It has been shown time and again that even though all citizens may be accorded equal standing in the constitution of a liberal democracy, such a legal provision hardly guarantees state protections against discrimination and political exclusion. More specifically, why do we find pervasive gender-based discrimination, exclusion, and violence in India when the Indian Constitution supports an inclusive democracy committed to gender and caste equality?
In "Gendered Citizenship," Natasha Behl offers an examination of Indian citizenship that weaves together an analysis of sexual violence law with an in-depth ethnography of the Sikh community to explore the contradictory nature of Indian democracy, which gravely affects its institutions and puts its citizens at risk. Through a situated analysis of citizenship, Behl upends longstanding academic assumptions about democracy, citizenship, religion and gender. This analysis reveals that religious spaces and practices can be sites for renegotiating democratic participation, but also uncovers how some women engage in religious community in unexpected ways to link gender equality and religious freedom as shared goals. "Gendered Citizenship" is a groundbreaking inquiry that explains why the promise of democratic equality remains unrealized, and identifies potential spaces and practices that can create more egalitarian relations.

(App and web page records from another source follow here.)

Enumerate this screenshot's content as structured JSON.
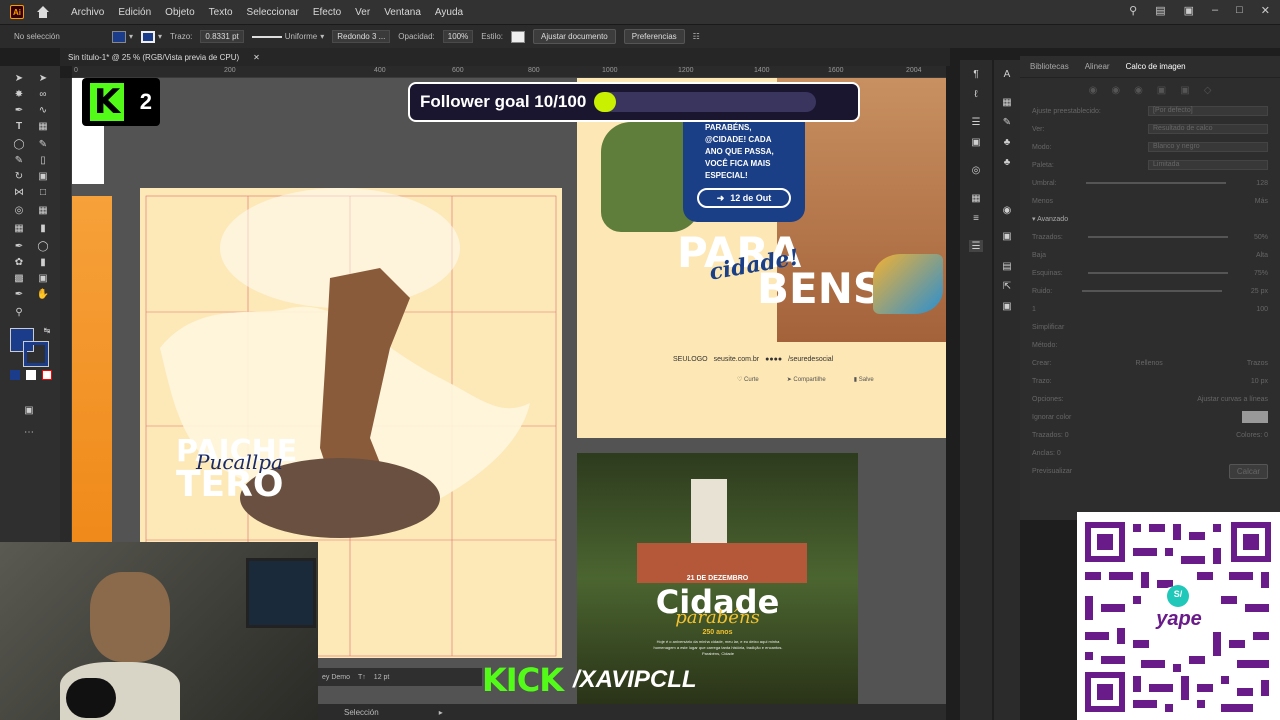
{
  "app": {
    "logo": "Ai",
    "title": "Sin título-1* @ 25 % (RGB/Vista previa de CPU)"
  },
  "menu": [
    "Archivo",
    "Edición",
    "Objeto",
    "Texto",
    "Seleccionar",
    "Efecto",
    "Ver",
    "Ventana",
    "Ayuda"
  ],
  "control_bar": {
    "selection": "No selección",
    "stroke_label": "Trazo:",
    "stroke_value": "0.8331 pt",
    "profile": "Uniforme",
    "brush": "Redondo 3 ...",
    "opacity_label": "Opacidad:",
    "opacity_value": "100%",
    "style_label": "Estilo:",
    "btn_doc": "Ajustar documento",
    "btn_prefs": "Preferencias"
  },
  "ruler": {
    "ticks": [
      "0",
      "200",
      "400",
      "600",
      "800",
      "1000",
      "1200",
      "1400",
      "1600",
      "2004"
    ]
  },
  "panel": {
    "tabs": [
      "Bibliotecas",
      "Alinear",
      "Calco de imagen"
    ],
    "active_tab": "Calco de imagen",
    "rows": [
      {
        "label": "Ajuste preestablecido:",
        "value": "[Por defecto]"
      },
      {
        "label": "Ver:",
        "value": "Resultado de calco"
      },
      {
        "label": "Modo:",
        "value": "Blanco y negro"
      },
      {
        "label": "Paleta:",
        "value": "Limitada"
      },
      {
        "label": "Umbral:",
        "value": "128"
      }
    ],
    "advanced_label": "Avanzado",
    "adv_rows": [
      {
        "label": "Trazados:",
        "value": "50%"
      },
      {
        "label": "Esquinas:",
        "value": "75%"
      },
      {
        "label": "Ruido:",
        "value": "25 px"
      }
    ],
    "method_label": "Método:",
    "create_label": "Crear:",
    "fills": "Rellenos",
    "strokes": "Trazos",
    "stroke_field": "Trazo:",
    "stroke_px": "10 px",
    "options_label": "Opciones:",
    "snap": "Ajustar curvas a líneas",
    "ignore": "Ignorar color",
    "stats": {
      "paths": "Trazados: 0",
      "anchors": "Anclas: 0",
      "colors": "Colores: 0"
    },
    "preview": "Previsualizar",
    "trace_btn": "Calcar",
    "simplify": "Simplificar",
    "min_low": "Menos",
    "min_high": "Más",
    "low": "Baja",
    "high": "Alta",
    "range_lo": "1",
    "range_hi": "100"
  },
  "canvas": {
    "post1": {
      "title1": "PAICHE",
      "title2": "TERO",
      "script": "Pucallpa"
    },
    "post2": {
      "lines": [
        "PARABÉNS,",
        "@CIDADE! CADA",
        "ANO QUE PASSA,",
        "VOCÊ FICA MAIS",
        "ESPECIAL!"
      ],
      "badge": "12 de Out",
      "big1": "PARA",
      "big2": "BENS",
      "script": "cidade!",
      "logo": "SEULOGO",
      "site": "seusite.com.br",
      "handle": "/seuredesocial",
      "actions": [
        "Curte",
        "Compartilhe",
        "Salve"
      ]
    },
    "post3": {
      "date": "21 DE DEZEMBRO",
      "big": "Cidade",
      "script": "parabéns",
      "years": "250 anos",
      "body": "Hoje é o aniversário da minha cidade, meu lar, e eu deixo aqui minha homenagem a este lugar que carrega tanta história, tradição e encantos. Parabéns, Cidade"
    }
  },
  "overlay": {
    "follower": "Follower goal 10/100",
    "follower_progress": 0.1,
    "k2_number": "2",
    "kick_logo": "KICK",
    "kick_name": "/XAVIPCLL",
    "qr_brand": "yape",
    "qr_symbol": "S/"
  },
  "charbar": {
    "font": "ey Demo",
    "size": "12 pt"
  },
  "status": {
    "tool": "Selección"
  }
}
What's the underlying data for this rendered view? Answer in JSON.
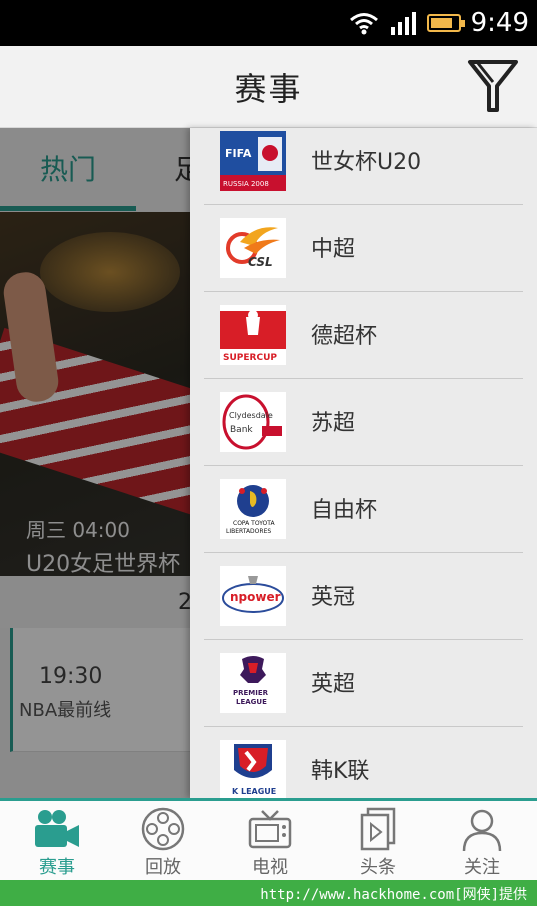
{
  "status_bar": {
    "time": "9:49",
    "icons": [
      "wifi-icon",
      "signal-icon",
      "battery-icon"
    ],
    "background": "#000000"
  },
  "header": {
    "title": "赛事",
    "filter_icon": "filter-funnel-icon"
  },
  "background_content": {
    "tabs": [
      {
        "label": "热门",
        "active": true
      },
      {
        "label": "足"
      }
    ],
    "banner": {
      "time": "周三 04:00",
      "title": "U20女足世界杯"
    },
    "date_partial": "2",
    "match": {
      "time": "19:30",
      "name": "NBA最前线"
    }
  },
  "drawer": {
    "leagues": [
      {
        "name": "世女杯U20",
        "logo": "fifa-u20-womens-logo",
        "logo_text": "FIFA"
      },
      {
        "name": "中超",
        "logo": "csl-logo",
        "logo_text": "CSL"
      },
      {
        "name": "德超杯",
        "logo": "supercup-logo",
        "logo_text": "SUPERCUP"
      },
      {
        "name": "苏超",
        "logo": "clydesdale-bank-premier-league-logo",
        "logo_text": "Clydesdale Bank"
      },
      {
        "name": "自由杯",
        "logo": "copa-libertadores-logo",
        "logo_text": "COPA TOYOTA LIBERTADORES"
      },
      {
        "name": "英冠",
        "logo": "npower-championship-logo",
        "logo_text": "npower"
      },
      {
        "name": "英超",
        "logo": "premier-league-logo",
        "logo_text": "PREMIER LEAGUE"
      },
      {
        "name": "韩K联",
        "logo": "k-league-logo",
        "logo_text": "K LEAGUE"
      }
    ]
  },
  "bottom_nav": [
    {
      "label": "赛事",
      "icon": "video-camera-icon",
      "active": true
    },
    {
      "label": "回放",
      "icon": "film-reel-icon"
    },
    {
      "label": "电视",
      "icon": "tv-icon"
    },
    {
      "label": "头条",
      "icon": "play-document-icon"
    },
    {
      "label": "关注",
      "icon": "person-icon"
    }
  ],
  "watermark": "http://www.hackhome.com[网侠]提供",
  "colors": {
    "accent": "#2a9d8f",
    "watermark_bar": "#3fae45",
    "battery": "#f2b84b"
  }
}
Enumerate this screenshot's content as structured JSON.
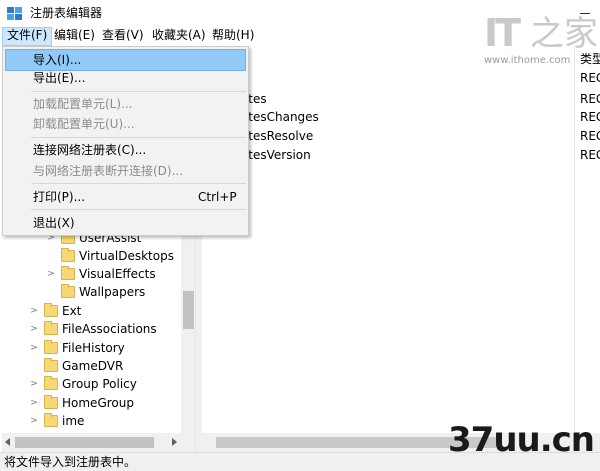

Praise for this book
In an argument grounded in the lived experience of Sikh women in India, Behl revisits the meaning of citizenship, understanding citizenship as contextual. Her contextual approach bridges empirical and normative theory to take on one of the deepest threats to democracy's paradoxical exclusions, by recognizing the inclusive potential in seemingly undemocratic groups like religious communities. Behl shows what our secular mechanisms for inclusion exclude. Is political science ready for political theory to trouble the boundaries and measurement of its most essential concepts?
In this insightful work, Behl explores the coexistence of formal equality in India with systemic inequalities grounded in gender, caste, class and religion. By documenting how sexual violence and sexist norms undermine diverse women's participation in public life, "Gendered Citizenship" demonstrates why meaningful democratization requires far more than legal reform, and identifies initiatives that can promote more inclusive modes of public life. Moreover, Behl argues that political science needs a richer conceptualization of power if it is to acknowledge that all citizens matter.